A parent who clings to older offspring, failing to provide the slight nudge when it is needed for them to start to live away from the parental home, is doing them no favours. Such a parent seems not to realise that it isn’t about releasing kids into the wild and abandoning them. It is just recognising that a young person is someone in his or her own right, — a separate being with their own life style choices, need for privacy and individual ambition and thus the need to live their own life.
Do you envy them?
Carol Ryff, a psychologist at University of Winsconin found that parents, who thought their kids were better-adjusted than they themselves had been in their twenties, weren’t all that pleased. In fact, thinking their kids were faring better than they had made them downright grumpy. Grown children may evoke envy in some parents and the sense of missed opportunities.
The spiritually-minded or materially-minded parent
According to one point of view, parents who are inwardly self-centred and materialistically minded are more likely to be negative parents. Emanuel Swedenborg wrote that these parents — who he termed ‘naturally-minded’ — feel affection for their small children “kissing and embracing them, carrying them and hugging them to their breasts and make a quite excessive fuss of them.” However, with the growth into adolescence these same parents :
“Pay little or hardly any attention to their inward affections, …but only to the outward features which they find attractive. It is to these their love is attached, fixed and clings. This makes them also close their eyes to their faults, making excuses for these and favouring them.
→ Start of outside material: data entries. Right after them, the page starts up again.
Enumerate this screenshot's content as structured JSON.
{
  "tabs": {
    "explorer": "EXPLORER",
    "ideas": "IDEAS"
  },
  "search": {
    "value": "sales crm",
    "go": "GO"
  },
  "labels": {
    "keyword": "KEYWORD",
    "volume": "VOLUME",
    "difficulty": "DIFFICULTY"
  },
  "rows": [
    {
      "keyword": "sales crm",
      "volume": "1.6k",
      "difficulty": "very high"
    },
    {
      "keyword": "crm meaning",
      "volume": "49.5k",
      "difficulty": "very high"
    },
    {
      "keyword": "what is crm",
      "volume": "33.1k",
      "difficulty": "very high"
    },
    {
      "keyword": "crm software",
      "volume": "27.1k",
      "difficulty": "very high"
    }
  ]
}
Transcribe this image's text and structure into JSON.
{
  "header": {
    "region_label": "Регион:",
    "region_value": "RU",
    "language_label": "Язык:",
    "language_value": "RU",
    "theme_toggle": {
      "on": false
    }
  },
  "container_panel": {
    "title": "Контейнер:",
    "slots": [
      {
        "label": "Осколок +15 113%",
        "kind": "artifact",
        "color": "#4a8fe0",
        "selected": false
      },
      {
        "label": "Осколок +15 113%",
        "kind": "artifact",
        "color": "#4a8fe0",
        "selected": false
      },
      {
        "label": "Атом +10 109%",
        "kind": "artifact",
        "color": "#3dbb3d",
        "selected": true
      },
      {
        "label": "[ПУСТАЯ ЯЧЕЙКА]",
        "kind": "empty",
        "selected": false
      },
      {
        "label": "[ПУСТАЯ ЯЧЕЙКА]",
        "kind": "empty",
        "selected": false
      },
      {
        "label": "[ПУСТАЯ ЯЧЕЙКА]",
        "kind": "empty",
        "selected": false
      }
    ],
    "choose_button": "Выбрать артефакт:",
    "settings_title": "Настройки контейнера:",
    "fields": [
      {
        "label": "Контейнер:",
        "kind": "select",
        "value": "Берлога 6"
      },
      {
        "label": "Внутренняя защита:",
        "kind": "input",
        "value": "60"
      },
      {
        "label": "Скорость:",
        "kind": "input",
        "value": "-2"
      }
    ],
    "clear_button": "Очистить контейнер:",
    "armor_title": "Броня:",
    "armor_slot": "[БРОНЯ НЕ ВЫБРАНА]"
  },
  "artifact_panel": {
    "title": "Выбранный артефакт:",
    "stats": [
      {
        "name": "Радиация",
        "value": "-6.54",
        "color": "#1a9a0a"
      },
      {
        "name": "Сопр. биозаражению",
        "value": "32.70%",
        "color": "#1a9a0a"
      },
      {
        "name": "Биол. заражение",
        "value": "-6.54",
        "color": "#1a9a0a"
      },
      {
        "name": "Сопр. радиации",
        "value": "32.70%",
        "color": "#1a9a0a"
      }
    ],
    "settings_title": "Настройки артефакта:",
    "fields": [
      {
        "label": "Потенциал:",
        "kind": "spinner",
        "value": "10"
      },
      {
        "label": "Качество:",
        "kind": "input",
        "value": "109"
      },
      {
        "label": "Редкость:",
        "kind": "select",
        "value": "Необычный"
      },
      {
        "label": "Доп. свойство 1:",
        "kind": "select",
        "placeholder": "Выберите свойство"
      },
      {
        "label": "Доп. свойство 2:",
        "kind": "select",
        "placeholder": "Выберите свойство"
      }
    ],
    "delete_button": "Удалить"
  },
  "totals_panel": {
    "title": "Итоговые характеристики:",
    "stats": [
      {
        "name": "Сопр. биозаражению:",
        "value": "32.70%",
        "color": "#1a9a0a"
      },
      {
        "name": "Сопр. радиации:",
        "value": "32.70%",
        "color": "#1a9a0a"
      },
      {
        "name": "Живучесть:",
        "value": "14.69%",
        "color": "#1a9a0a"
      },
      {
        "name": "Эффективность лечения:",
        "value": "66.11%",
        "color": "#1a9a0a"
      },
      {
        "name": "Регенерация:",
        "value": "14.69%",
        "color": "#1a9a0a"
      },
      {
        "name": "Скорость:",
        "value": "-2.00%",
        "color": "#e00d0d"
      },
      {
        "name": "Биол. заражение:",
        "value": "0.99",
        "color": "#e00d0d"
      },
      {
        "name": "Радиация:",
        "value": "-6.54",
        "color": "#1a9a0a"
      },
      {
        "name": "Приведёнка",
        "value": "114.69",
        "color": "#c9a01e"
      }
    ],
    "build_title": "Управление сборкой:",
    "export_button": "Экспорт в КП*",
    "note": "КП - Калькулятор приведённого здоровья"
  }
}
The reason is that in their case the love of their offspring is also a love of themselves” (Emanuel Swedenborg CL 4645)
Copyright 2013 Stephen Russell-Lacy
Author of Heart, Head & Hands Swedenborg’s perspective on emotional problems